What you will do: In how many lines of the records does the word "ANNEX" appear? Reply with the number and nothing else.

**** Input records

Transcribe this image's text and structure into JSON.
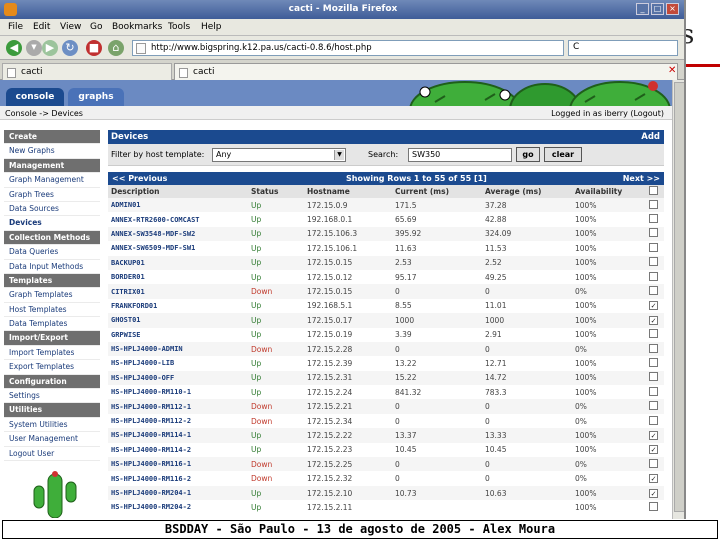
{
  "slide": {
    "caption": "BSDDAY - São Paulo - 13 de agosto de 2005 - Alex Moura",
    "title_fragment": "s"
  },
  "window": {
    "title": "cacti - Mozilla Firefox"
  },
  "menu": [
    "File",
    "Edit",
    "View",
    "Go",
    "Bookmarks",
    "Tools",
    "Help"
  ],
  "nav": {
    "url": "http://www.bigspring.k12.pa.us/cacti-0.8.6/host.php",
    "search_value": "C"
  },
  "tabs": [
    "cacti",
    "cacti"
  ],
  "cacti": {
    "tabs": [
      "console",
      "graphs"
    ],
    "breadcrumb": "Console -> Devices",
    "login": "Logged in as iberry (Logout)",
    "sidebar": [
      {
        "label": "Create",
        "head": true
      },
      {
        "label": "New Graphs",
        "head": false
      },
      {
        "label": "Management",
        "head": true
      },
      {
        "label": "Graph Management",
        "head": false
      },
      {
        "label": "Graph Trees",
        "head": false
      },
      {
        "label": "Data Sources",
        "head": false
      },
      {
        "label": "Devices",
        "head": false,
        "bold": true
      },
      {
        "label": "Collection Methods",
        "head": true
      },
      {
        "label": "Data Queries",
        "head": false
      },
      {
        "label": "Data Input Methods",
        "head": false
      },
      {
        "label": "Templates",
        "head": true
      },
      {
        "label": "Graph Templates",
        "head": false
      },
      {
        "label": "Host Templates",
        "head": false
      },
      {
        "label": "Data Templates",
        "head": false
      },
      {
        "label": "Import/Export",
        "head": true
      },
      {
        "label": "Import Templates",
        "head": false
      },
      {
        "label": "Export Templates",
        "head": false
      },
      {
        "label": "Configuration",
        "head": true
      },
      {
        "label": "Settings",
        "head": false
      },
      {
        "label": "Utilities",
        "head": true
      },
      {
        "label": "System Utilities",
        "head": false
      },
      {
        "label": "User Management",
        "head": false
      },
      {
        "label": "Logout User",
        "head": false
      }
    ],
    "devices": {
      "title": "Devices",
      "add_label": "Add",
      "filter_label": "Filter by host template:",
      "filter_value": "Any",
      "search_label": "Search:",
      "search_value": "SW350",
      "go_label": "go",
      "clear_label": "clear",
      "prev_label": "<< Previous",
      "rows_info": "Showing Rows 1 to 55 of 55 [1]",
      "next_label": "Next >>",
      "columns": [
        "Description",
        "Status",
        "Hostname",
        "Current (ms)",
        "Average (ms)",
        "Availability"
      ],
      "rows": [
        {
          "desc": "ADMIN01",
          "status": "Up",
          "host": "172.15.0.9",
          "cur": "171.5",
          "avg": "37.28",
          "avail": "100%",
          "checked": false
        },
        {
          "desc": "ANNEX-RTR2600-COMCAST",
          "status": "Up",
          "host": "192.168.0.1",
          "cur": "65.69",
          "avg": "42.88",
          "avail": "100%",
          "checked": false
        },
        {
          "desc": "ANNEX-SW3548-MDF-SW2",
          "status": "Up",
          "host": "172.15.106.3",
          "cur": "395.92",
          "avg": "324.09",
          "avail": "100%",
          "checked": false
        },
        {
          "desc": "ANNEX-SW6509-MDF-SW1",
          "status": "Up",
          "host": "172.15.106.1",
          "cur": "11.63",
          "avg": "11.53",
          "avail": "100%",
          "checked": false
        },
        {
          "desc": "BACKUP01",
          "status": "Up",
          "host": "172.15.0.15",
          "cur": "2.53",
          "avg": "2.52",
          "avail": "100%",
          "checked": false
        },
        {
          "desc": "BORDER01",
          "status": "Up",
          "host": "172.15.0.12",
          "cur": "95.17",
          "avg": "49.25",
          "avail": "100%",
          "checked": false
        },
        {
          "desc": "CITRIX01",
          "status": "Down",
          "host": "172.15.0.15",
          "cur": "0",
          "avg": "0",
          "avail": "0%",
          "checked": false
        },
        {
          "desc": "FRANKFORD01",
          "status": "Up",
          "host": "192.168.5.1",
          "cur": "8.55",
          "avg": "11.01",
          "avail": "100%",
          "checked": true
        },
        {
          "desc": "GHOST01",
          "status": "Up",
          "host": "172.15.0.17",
          "cur": "1000",
          "avg": "1000",
          "avail": "100%",
          "checked": true
        },
        {
          "desc": "GRPWISE",
          "status": "Up",
          "host": "172.15.0.19",
          "cur": "3.39",
          "avg": "2.91",
          "avail": "100%",
          "checked": false
        },
        {
          "desc": "HS-HPLJ4000-ADMIN",
          "status": "Down",
          "host": "172.15.2.28",
          "cur": "0",
          "avg": "0",
          "avail": "0%",
          "checked": false
        },
        {
          "desc": "HS-HPLJ4000-LIB",
          "status": "Up",
          "host": "172.15.2.39",
          "cur": "13.22",
          "avg": "12.71",
          "avail": "100%",
          "checked": false
        },
        {
          "desc": "HS-HPLJ4000-OFF",
          "status": "Up",
          "host": "172.15.2.31",
          "cur": "15.22",
          "avg": "14.72",
          "avail": "100%",
          "checked": false
        },
        {
          "desc": "HS-HPLJ4000-RM110-1",
          "status": "Up",
          "host": "172.15.2.24",
          "cur": "841.32",
          "avg": "783.3",
          "avail": "100%",
          "checked": false
        },
        {
          "desc": "HS-HPLJ4000-RM112-1",
          "status": "Down",
          "host": "172.15.2.21",
          "cur": "0",
          "avg": "0",
          "avail": "0%",
          "checked": false
        },
        {
          "desc": "HS-HPLJ4000-RM112-2",
          "status": "Down",
          "host": "172.15.2.34",
          "cur": "0",
          "avg": "0",
          "avail": "0%",
          "checked": false
        },
        {
          "desc": "HS-HPLJ4000-RM114-1",
          "status": "Up",
          "host": "172.15.2.22",
          "cur": "13.37",
          "avg": "13.33",
          "avail": "100%",
          "checked": true
        },
        {
          "desc": "HS-HPLJ4000-RM114-2",
          "status": "Up",
          "host": "172.15.2.23",
          "cur": "10.45",
          "avg": "10.45",
          "avail": "100%",
          "checked": true
        },
        {
          "desc": "HS-HPLJ4000-RM116-1",
          "status": "Down",
          "host": "172.15.2.25",
          "cur": "0",
          "avg": "0",
          "avail": "0%",
          "checked": false
        },
        {
          "desc": "HS-HPLJ4000-RM116-2",
          "status": "Down",
          "host": "172.15.2.32",
          "cur": "0",
          "avg": "0",
          "avail": "0%",
          "checked": true
        },
        {
          "desc": "HS-HPLJ4000-RM204-1",
          "status": "Up",
          "host": "172.15.2.10",
          "cur": "10.73",
          "avg": "10.63",
          "avail": "100%",
          "checked": true
        },
        {
          "desc": "HS-HPLJ4000-RM204-2",
          "status": "Up",
          "host": "172.15.2.11",
          "cur": "",
          "avg": "",
          "avail": "100%",
          "checked": false
        }
      ]
    }
  },
  "colors": {
    "cacti_blue": "#1b4a8f",
    "header_blue": "#6b8ac2",
    "up_green": "#2f7a2f",
    "down_red": "#c0392b",
    "slide_red": "#c00000"
  }
}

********

Response for this exercise: 3